FICO - Your Credit Score
Since our world is so computer-driven, it should come as no surprise that your ability to repay virtually any loan boils down to one number. The years of paying your various bills: your mortgage, car payments, and credit card bills can be analyzed, sliced, diced, spindled and mutilated into a single indicator of whether you're likely to meet your future obligations.
TransUnion, Equifax, and Experian, the three major credit agencies, each have their own proprietary formula for building your credit score. Fair Isaac and Cooriginally developed this score. . Experian uses this model and calls its score FICO. Equifax's model, based on FICO, is called BEACON, while TransUnion, which also uses a slightly modified FICO, calls its score EMPIRICA. While each of the models considers a range of data available in your credit report, all of the agencies use the following to calculate a credit score:
- Credit History - How many years have you had credit?
- Payment History - Have you paid more than 30 days late, and how often?
- Balances on your Credit Cards - How many accounts? How much do you owe?
- Credit Inquiries - How many times have lenders pulled your credit report for the purpose of giving you a loan?

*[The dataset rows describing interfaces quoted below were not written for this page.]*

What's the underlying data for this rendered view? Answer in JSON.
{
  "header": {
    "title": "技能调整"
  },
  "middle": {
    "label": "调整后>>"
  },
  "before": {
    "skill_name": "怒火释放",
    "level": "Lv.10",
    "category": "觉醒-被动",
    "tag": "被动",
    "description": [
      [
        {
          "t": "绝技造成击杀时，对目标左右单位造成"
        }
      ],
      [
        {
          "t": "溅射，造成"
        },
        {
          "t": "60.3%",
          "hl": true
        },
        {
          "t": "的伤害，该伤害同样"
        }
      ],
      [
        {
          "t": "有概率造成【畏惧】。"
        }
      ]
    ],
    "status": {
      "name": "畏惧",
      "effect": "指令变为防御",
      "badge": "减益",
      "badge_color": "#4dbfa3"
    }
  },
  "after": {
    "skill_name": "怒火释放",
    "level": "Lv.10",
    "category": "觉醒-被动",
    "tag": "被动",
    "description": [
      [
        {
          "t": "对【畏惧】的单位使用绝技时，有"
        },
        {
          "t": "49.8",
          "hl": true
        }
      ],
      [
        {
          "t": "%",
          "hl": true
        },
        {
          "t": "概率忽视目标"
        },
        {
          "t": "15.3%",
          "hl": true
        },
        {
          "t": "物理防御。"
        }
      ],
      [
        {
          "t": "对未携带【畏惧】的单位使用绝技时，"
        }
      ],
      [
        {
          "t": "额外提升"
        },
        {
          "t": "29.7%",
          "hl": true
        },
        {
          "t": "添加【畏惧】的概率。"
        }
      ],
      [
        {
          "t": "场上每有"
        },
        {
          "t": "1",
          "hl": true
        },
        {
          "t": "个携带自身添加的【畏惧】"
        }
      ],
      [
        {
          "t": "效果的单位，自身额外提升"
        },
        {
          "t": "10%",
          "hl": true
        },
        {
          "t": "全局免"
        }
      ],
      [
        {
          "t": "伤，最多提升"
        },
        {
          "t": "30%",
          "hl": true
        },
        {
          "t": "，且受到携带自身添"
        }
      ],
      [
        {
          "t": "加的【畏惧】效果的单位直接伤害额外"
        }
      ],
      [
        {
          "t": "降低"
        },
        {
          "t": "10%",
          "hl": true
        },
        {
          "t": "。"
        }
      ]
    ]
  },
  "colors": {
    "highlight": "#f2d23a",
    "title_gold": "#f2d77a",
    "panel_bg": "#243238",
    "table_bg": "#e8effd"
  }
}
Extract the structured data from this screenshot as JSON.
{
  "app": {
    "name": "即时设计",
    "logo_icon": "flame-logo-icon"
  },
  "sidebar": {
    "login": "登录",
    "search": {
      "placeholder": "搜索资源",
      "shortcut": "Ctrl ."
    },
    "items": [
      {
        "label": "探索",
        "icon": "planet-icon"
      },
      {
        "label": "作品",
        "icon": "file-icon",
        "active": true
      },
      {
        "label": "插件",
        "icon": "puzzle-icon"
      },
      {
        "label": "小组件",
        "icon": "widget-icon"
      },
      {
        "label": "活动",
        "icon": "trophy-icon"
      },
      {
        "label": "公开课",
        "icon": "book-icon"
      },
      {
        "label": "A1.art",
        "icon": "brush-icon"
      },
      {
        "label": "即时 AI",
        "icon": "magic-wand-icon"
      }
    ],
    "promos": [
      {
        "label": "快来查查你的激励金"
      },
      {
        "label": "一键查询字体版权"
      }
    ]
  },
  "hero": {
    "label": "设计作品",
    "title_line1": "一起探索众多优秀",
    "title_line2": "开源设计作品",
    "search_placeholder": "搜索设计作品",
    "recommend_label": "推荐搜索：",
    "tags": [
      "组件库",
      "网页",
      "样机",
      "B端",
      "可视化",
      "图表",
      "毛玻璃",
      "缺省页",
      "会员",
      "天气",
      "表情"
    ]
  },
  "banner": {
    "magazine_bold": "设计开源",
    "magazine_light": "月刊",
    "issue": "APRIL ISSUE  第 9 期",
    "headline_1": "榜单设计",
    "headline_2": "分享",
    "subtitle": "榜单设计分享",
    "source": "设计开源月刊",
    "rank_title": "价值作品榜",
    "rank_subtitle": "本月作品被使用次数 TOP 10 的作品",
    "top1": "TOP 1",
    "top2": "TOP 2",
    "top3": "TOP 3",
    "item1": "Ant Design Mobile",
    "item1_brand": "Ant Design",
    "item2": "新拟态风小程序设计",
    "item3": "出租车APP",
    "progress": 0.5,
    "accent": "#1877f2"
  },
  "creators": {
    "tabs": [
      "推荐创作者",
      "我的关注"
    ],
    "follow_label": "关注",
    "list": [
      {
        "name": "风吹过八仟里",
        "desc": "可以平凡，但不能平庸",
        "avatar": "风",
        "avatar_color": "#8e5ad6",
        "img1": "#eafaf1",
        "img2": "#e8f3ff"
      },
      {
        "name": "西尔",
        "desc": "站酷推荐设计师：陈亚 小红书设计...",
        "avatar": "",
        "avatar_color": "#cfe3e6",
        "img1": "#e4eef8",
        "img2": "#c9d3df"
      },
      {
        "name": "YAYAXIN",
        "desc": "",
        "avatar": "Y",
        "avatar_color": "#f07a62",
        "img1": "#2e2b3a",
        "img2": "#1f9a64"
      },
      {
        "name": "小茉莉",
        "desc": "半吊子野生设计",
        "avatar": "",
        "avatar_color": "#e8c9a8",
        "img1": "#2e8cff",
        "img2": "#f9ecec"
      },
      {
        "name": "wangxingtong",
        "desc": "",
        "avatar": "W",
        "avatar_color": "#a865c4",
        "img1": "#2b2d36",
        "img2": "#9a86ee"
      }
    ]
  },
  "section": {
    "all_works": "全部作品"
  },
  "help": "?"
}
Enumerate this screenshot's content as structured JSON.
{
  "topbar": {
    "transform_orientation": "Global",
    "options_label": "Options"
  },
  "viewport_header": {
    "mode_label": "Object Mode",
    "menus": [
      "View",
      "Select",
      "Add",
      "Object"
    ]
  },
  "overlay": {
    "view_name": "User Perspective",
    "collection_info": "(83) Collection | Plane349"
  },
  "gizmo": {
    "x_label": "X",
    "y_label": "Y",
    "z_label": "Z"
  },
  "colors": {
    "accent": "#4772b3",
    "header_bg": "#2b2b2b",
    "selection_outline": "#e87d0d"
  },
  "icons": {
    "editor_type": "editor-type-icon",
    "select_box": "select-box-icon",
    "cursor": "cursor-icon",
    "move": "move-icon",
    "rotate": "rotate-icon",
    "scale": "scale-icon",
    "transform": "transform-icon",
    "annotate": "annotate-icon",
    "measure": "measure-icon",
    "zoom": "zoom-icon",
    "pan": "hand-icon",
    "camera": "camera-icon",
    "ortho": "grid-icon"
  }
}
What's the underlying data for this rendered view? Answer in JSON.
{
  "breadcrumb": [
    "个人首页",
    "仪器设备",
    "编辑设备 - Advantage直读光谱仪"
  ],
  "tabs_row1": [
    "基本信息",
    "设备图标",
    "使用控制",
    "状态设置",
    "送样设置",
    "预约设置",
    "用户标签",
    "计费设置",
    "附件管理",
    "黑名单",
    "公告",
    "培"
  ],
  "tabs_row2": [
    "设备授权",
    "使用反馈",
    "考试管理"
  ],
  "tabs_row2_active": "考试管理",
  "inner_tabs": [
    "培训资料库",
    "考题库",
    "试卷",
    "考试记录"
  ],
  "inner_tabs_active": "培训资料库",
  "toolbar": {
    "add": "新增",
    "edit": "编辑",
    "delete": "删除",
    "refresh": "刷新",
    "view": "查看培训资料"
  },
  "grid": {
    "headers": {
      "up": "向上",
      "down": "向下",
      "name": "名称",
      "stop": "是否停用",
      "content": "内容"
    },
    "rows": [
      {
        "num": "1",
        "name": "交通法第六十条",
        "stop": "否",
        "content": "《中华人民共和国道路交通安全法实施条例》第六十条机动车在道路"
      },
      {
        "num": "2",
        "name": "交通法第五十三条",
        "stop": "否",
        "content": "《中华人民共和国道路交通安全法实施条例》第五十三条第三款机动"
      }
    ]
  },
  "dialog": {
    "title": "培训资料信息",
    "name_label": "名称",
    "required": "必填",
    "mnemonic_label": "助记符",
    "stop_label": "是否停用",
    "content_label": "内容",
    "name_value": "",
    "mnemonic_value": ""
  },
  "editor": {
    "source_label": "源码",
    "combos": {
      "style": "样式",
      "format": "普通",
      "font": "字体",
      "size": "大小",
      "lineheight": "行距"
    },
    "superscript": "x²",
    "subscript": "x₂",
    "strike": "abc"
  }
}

Each of these factors is assigned a value and a weight. Each formula produces a single number which may vary slightly from one agency to another. FICO scores can be as low as 300 and as high as 800. Higher scores are better. Most home buyers in the current environment have a score above 620.
Your credit score greatly affects your interest rate
Credit scores are used for more than just determining whether or not you qualify for a mortgage. Higher scores indicate you are a better credit risk, and thus may qualify for a better mortgage rate.
Can I raise my credit score?
How can you improve your credit score? Because the score is based on your lifelong credit history, it's very hard to change it quickly. (Of course you must appeal incorrect items on your credit report.)
How do I find out my credit score?
Before you can improve your credit score, you must know your score and be sure that the credit reports from each credit reporting agency are correct. Fair Isaac has created a web site (www.myFICO.com) that lets you do just that. It's inexpensive, fast, and easy to get your credit score along with credit reports from all three agencies. They also provide helpful information and online tools that can help you analyze what actions might have the greatest impact on your FICO score.
You can get a federally-mandated free credit report once a year from the three major credit reporting agencies when you visit AnnualCreditReport.com. These reports do not include a free score, but it's very inexpensive to get one at the same time.
Now that you have all the facts, you'll be a more informed consumer and you'll be better positioned to obtain the most favorable mortgage.